Meanwhile, Hollywood wanted to reap a little more of Mame's magic, so in 1972 Warner Brothers decided to bring the character to the silver screen again. With an eye on maximizing profits, the studio overlooked Angela Lansbury to star in favor of America's most popular comedienne, Lucille Ball. Despite her lack of singing and dancing abilities, the studio thought her star power would make the movie successful. Ball did request some of the original Broadway cast be hired. Beatrice Arthur returned to her role as Vera Charles and after a disastrous first-day reading with Madeline Kahn, the role of Agnes Gooch was reprised by its original actress, Jane Connell. After a delay in the release date, the film opened in March of 1974 to poor reviews. Many critics felt Ball was too old for the part and complained the film version neglected the relationship between Patrick and his aunt in favor of the romance between Mame and Captain Burnside.

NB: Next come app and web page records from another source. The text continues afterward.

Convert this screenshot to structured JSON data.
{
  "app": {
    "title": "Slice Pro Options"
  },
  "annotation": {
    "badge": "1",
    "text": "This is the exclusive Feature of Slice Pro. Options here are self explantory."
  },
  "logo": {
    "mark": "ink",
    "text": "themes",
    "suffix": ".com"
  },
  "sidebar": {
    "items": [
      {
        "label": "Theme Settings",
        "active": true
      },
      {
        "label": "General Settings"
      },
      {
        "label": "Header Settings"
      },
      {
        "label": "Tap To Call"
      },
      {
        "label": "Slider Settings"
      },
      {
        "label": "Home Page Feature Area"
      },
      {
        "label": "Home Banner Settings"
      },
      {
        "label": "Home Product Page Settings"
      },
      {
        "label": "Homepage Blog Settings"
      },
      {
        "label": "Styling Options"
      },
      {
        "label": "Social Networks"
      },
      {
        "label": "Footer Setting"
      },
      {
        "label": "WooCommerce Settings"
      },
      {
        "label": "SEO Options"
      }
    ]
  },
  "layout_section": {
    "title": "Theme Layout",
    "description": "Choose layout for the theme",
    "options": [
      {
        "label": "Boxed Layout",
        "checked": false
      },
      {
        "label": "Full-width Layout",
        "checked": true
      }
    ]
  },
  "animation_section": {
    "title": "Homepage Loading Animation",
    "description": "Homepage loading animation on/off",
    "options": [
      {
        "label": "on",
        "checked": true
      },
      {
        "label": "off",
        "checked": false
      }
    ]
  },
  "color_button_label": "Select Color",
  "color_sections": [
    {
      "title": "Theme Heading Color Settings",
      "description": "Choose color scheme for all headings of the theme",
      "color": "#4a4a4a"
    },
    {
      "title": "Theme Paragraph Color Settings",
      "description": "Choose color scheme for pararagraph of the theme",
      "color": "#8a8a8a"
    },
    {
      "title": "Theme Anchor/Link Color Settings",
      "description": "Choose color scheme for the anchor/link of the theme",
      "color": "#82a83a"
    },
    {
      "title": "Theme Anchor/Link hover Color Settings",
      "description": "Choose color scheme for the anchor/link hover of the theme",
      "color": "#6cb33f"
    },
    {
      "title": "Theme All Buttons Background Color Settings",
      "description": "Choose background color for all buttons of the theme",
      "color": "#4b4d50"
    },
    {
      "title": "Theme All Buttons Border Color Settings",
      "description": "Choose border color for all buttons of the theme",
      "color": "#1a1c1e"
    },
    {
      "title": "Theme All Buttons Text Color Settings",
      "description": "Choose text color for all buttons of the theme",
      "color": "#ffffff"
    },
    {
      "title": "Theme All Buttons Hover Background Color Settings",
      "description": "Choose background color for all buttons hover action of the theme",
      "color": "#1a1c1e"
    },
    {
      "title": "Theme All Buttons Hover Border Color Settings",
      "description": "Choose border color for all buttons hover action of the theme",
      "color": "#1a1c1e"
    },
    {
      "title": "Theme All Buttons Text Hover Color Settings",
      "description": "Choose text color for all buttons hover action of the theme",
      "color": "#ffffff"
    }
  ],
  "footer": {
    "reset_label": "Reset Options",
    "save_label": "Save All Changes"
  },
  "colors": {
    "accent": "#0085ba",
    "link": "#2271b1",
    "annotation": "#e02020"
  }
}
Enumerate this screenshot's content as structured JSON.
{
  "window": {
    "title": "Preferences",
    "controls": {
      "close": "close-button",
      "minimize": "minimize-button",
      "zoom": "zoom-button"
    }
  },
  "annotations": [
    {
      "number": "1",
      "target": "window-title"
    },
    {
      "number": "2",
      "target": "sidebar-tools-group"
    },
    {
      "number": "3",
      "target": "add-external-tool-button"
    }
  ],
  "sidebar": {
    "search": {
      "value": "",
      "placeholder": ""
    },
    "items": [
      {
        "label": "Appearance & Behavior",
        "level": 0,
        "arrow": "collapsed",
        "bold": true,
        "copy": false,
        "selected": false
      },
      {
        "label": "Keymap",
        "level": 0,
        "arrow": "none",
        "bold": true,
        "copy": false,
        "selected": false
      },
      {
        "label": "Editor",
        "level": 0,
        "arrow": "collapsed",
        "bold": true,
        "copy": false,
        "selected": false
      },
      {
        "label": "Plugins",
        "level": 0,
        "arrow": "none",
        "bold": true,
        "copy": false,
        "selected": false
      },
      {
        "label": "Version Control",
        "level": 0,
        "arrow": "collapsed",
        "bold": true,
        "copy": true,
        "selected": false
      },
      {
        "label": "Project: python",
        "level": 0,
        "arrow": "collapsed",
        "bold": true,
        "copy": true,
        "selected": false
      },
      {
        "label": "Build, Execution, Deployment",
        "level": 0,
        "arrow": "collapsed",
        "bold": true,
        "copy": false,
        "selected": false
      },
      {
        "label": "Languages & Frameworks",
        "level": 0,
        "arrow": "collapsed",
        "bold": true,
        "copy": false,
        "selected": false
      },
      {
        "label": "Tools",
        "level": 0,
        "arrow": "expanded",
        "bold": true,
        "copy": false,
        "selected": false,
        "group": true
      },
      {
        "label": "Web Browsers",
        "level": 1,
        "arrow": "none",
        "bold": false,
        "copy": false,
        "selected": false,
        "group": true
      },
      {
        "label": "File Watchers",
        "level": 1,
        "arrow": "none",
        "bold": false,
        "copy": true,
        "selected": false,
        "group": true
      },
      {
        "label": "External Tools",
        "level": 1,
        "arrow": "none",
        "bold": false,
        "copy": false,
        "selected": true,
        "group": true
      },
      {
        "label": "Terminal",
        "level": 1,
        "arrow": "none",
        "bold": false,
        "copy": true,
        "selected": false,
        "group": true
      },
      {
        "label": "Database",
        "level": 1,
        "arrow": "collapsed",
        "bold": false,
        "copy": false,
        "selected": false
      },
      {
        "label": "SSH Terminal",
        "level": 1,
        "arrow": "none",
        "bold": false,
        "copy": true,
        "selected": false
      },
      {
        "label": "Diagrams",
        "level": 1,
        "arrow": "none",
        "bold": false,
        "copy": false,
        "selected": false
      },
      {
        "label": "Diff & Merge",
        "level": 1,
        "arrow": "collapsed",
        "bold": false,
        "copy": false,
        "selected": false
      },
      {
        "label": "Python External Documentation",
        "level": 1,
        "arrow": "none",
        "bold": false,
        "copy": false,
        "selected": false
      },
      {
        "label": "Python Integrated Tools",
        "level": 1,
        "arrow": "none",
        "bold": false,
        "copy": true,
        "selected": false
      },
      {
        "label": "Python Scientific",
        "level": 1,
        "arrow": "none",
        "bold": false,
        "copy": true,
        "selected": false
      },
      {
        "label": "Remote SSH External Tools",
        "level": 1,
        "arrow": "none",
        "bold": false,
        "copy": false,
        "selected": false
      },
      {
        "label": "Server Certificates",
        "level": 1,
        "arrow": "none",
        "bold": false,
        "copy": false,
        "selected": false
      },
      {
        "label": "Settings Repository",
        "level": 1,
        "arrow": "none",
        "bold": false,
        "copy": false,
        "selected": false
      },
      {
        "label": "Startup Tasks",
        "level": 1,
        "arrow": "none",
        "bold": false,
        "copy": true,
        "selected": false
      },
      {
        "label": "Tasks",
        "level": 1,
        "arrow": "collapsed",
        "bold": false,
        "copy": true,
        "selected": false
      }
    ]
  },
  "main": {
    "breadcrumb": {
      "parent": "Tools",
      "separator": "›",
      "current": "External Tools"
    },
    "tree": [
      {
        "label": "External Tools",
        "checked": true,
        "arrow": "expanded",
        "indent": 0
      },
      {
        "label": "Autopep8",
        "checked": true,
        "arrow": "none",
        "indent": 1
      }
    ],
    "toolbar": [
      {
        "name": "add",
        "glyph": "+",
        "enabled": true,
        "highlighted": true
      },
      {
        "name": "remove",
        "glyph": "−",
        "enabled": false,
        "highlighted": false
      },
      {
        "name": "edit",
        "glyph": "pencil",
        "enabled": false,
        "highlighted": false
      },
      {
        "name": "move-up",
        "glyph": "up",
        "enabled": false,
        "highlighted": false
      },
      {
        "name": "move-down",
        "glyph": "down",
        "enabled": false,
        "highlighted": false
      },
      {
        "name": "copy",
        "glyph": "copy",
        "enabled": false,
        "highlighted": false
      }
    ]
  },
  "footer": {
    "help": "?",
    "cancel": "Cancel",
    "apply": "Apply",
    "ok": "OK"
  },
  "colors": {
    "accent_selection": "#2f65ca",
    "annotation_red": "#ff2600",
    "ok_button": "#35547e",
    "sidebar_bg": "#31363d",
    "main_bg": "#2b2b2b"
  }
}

Since then, various Mame television projects have been gossiped about (starring everyone from Cher to Bette Midler) as well as talk of a new film version of Auntie Mame. Though none of these has yet come to fruition, there continue to be many productions of the play and musical, from amateur to professional, that have kept this deliciously dizzy character alive.